*Task statement*: Would you filter these records and copy every line that has the word "center"?

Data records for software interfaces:

=== Begin Enclosure ===

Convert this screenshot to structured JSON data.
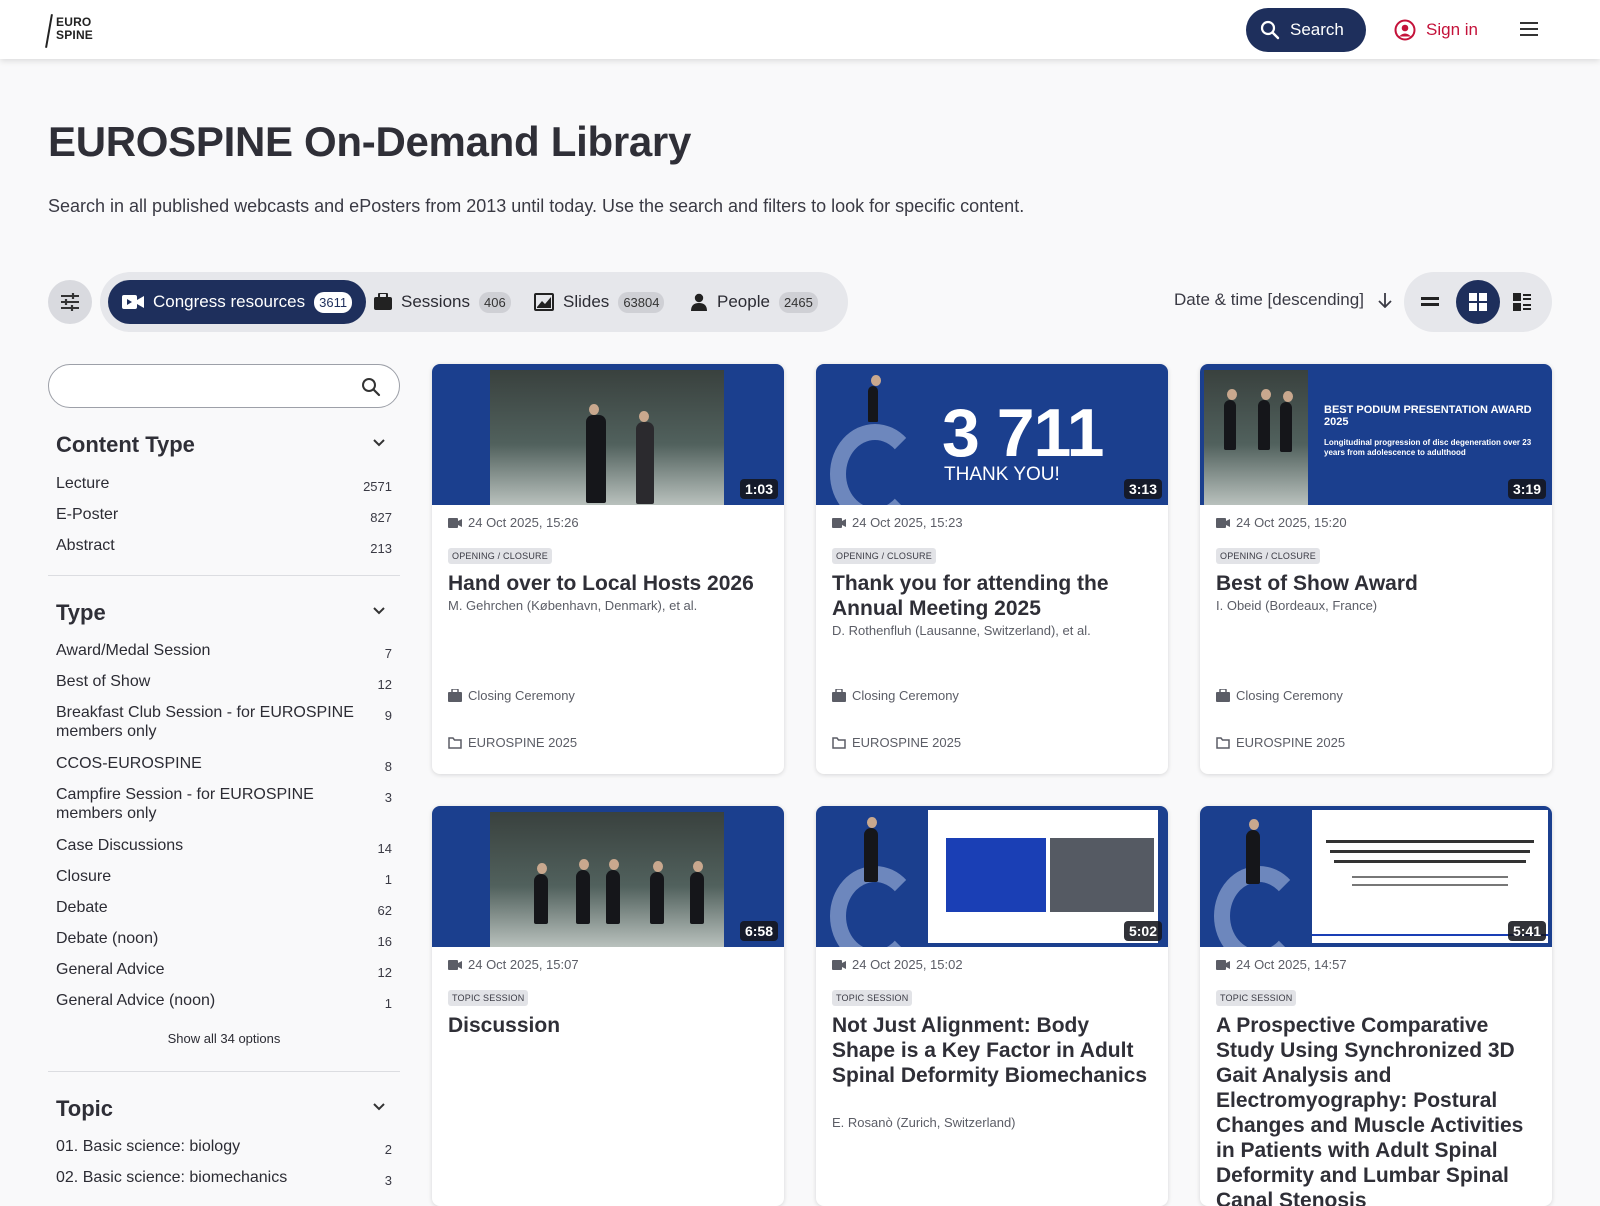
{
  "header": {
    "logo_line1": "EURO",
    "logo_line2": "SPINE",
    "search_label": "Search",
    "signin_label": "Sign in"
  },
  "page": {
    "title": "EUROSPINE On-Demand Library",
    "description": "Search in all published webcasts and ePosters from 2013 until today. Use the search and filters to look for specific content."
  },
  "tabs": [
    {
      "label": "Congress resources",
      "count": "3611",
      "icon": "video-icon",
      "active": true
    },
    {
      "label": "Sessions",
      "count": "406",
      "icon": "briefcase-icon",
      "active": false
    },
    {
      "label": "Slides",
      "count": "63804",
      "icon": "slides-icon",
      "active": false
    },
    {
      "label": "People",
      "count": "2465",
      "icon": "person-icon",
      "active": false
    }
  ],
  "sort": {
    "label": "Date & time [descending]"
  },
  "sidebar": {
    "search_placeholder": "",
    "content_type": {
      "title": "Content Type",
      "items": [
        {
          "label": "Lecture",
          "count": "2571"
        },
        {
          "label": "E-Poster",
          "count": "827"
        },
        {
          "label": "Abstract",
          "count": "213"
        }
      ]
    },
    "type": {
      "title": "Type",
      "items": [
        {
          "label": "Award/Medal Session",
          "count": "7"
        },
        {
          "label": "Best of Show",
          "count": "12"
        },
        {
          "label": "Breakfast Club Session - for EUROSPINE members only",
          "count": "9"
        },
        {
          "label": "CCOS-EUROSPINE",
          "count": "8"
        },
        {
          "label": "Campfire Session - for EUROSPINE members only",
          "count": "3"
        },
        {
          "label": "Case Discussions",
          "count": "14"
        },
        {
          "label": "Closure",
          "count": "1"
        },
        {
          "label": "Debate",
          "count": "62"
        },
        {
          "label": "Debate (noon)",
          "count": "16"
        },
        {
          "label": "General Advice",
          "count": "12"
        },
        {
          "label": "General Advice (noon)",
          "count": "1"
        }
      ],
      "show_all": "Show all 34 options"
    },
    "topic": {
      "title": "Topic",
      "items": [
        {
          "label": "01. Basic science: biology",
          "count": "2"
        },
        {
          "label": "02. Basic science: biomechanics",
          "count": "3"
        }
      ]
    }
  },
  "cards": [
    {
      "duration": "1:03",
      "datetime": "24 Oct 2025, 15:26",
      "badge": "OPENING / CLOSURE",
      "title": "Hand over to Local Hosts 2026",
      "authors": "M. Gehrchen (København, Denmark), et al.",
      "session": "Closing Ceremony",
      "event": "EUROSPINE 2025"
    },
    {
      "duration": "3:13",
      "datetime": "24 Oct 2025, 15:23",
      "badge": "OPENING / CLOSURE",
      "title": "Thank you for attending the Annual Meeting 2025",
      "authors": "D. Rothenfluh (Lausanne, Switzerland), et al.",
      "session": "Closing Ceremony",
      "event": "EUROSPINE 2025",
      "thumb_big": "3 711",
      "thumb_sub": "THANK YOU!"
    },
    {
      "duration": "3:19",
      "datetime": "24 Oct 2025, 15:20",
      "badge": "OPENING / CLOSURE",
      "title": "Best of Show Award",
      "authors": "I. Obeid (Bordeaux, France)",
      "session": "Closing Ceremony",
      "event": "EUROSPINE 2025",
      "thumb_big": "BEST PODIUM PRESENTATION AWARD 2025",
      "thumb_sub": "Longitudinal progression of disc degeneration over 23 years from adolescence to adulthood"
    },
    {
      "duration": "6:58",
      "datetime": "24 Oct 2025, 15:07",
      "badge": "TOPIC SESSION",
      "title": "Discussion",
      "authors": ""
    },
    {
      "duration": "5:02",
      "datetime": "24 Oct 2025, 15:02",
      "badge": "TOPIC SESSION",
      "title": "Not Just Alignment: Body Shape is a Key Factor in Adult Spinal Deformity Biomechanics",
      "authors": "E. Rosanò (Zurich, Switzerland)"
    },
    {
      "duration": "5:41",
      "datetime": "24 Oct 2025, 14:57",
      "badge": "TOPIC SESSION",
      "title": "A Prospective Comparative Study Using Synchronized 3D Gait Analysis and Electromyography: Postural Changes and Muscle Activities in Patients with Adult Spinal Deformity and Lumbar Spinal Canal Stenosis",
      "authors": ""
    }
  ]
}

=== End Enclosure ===
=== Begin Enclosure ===

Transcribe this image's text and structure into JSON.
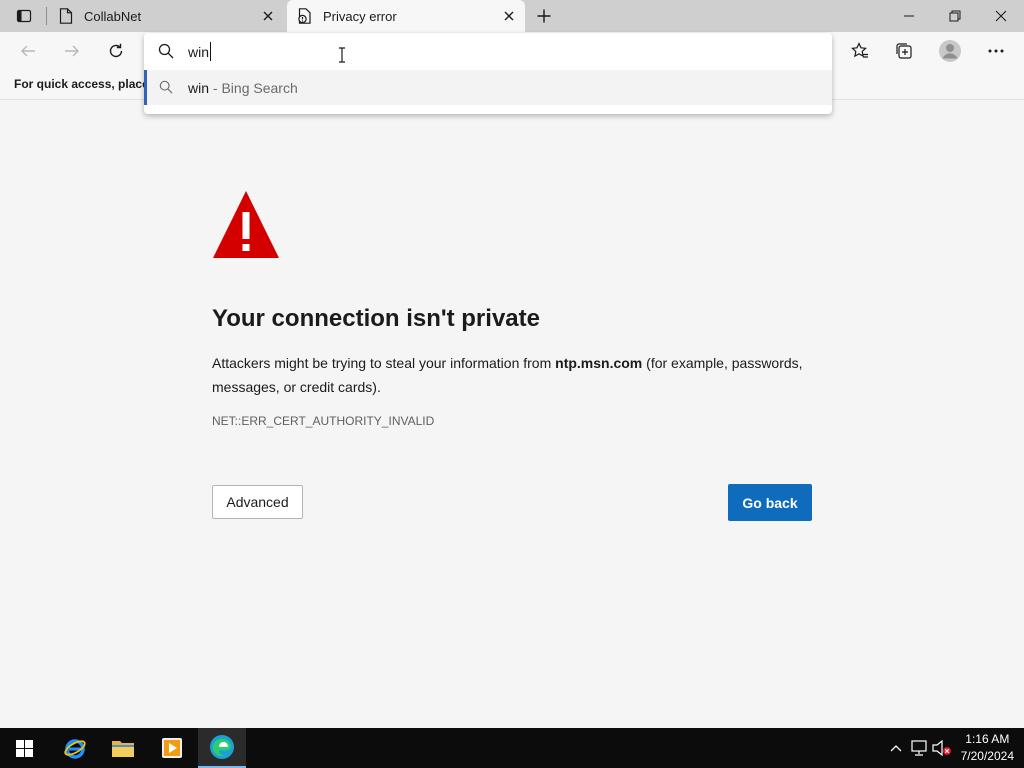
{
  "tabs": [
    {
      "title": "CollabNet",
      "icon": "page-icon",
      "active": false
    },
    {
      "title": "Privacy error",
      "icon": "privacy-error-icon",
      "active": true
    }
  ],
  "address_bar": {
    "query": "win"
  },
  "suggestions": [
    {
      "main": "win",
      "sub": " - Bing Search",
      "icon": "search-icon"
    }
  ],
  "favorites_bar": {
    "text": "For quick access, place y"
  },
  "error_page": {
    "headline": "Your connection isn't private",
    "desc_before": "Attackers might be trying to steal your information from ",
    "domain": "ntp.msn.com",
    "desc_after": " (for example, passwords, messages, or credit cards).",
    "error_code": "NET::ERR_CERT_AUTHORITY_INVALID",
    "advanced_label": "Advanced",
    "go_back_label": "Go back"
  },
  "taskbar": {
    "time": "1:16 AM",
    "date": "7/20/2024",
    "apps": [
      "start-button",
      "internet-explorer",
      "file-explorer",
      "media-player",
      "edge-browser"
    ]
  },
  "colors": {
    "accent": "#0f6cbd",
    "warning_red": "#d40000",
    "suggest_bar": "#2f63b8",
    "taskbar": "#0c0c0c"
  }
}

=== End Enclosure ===
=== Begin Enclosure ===

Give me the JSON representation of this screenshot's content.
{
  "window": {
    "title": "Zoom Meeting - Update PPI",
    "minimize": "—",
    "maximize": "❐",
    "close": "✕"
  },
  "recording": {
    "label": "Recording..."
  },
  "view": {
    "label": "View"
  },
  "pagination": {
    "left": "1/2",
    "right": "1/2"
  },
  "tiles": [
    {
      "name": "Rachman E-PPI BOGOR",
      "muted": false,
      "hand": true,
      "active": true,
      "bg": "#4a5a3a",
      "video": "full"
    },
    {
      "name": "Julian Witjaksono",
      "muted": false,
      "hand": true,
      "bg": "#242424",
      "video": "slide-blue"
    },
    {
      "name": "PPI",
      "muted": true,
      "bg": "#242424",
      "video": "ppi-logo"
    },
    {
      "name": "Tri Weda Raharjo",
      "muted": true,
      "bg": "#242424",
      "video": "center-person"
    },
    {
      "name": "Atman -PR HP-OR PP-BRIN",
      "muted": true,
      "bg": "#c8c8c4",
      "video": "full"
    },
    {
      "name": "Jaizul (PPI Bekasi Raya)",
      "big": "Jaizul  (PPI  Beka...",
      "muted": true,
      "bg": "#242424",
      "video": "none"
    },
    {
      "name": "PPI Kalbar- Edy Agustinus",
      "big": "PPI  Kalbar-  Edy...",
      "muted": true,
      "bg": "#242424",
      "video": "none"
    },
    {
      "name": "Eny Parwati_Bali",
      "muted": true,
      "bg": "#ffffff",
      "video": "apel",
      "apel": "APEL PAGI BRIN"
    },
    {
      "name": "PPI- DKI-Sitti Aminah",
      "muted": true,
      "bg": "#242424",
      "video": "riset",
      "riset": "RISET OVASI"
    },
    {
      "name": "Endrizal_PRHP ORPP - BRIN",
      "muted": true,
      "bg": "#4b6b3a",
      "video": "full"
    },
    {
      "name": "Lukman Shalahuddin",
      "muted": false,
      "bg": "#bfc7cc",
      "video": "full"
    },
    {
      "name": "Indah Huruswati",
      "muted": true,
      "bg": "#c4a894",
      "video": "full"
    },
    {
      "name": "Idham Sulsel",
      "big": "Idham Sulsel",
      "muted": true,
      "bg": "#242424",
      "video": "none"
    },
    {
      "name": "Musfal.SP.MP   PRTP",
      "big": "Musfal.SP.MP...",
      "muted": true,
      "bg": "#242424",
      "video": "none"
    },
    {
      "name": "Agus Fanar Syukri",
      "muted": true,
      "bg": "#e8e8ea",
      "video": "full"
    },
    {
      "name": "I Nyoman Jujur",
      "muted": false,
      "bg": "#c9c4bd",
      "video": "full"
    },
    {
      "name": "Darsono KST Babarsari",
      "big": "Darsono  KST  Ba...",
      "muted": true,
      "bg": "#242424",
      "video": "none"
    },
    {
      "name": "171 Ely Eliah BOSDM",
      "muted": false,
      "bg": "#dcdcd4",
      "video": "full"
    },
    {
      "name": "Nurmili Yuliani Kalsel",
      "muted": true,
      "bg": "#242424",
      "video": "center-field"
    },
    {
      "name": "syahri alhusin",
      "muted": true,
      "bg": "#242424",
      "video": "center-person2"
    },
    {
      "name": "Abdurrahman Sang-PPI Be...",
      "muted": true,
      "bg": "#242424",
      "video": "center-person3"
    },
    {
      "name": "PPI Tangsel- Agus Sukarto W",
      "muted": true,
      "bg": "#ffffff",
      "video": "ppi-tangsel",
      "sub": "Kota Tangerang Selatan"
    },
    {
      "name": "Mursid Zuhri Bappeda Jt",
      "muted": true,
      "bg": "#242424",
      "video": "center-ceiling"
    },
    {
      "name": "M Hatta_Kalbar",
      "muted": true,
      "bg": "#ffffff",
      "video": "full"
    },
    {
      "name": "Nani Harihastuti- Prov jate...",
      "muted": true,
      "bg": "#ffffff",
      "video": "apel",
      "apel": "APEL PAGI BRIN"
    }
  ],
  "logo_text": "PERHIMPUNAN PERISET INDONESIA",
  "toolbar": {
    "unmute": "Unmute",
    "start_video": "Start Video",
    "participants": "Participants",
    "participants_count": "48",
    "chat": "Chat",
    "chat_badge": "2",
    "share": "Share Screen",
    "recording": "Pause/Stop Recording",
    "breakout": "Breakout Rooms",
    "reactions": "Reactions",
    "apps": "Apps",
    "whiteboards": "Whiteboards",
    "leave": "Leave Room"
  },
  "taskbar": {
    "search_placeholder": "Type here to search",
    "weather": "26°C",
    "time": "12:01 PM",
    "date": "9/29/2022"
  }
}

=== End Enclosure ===

*The answer*:
      "video": "center-person"
      "video": "center-field"
      "video": "center-person2"
      "video": "center-person3"
      "video": "center-ceiling"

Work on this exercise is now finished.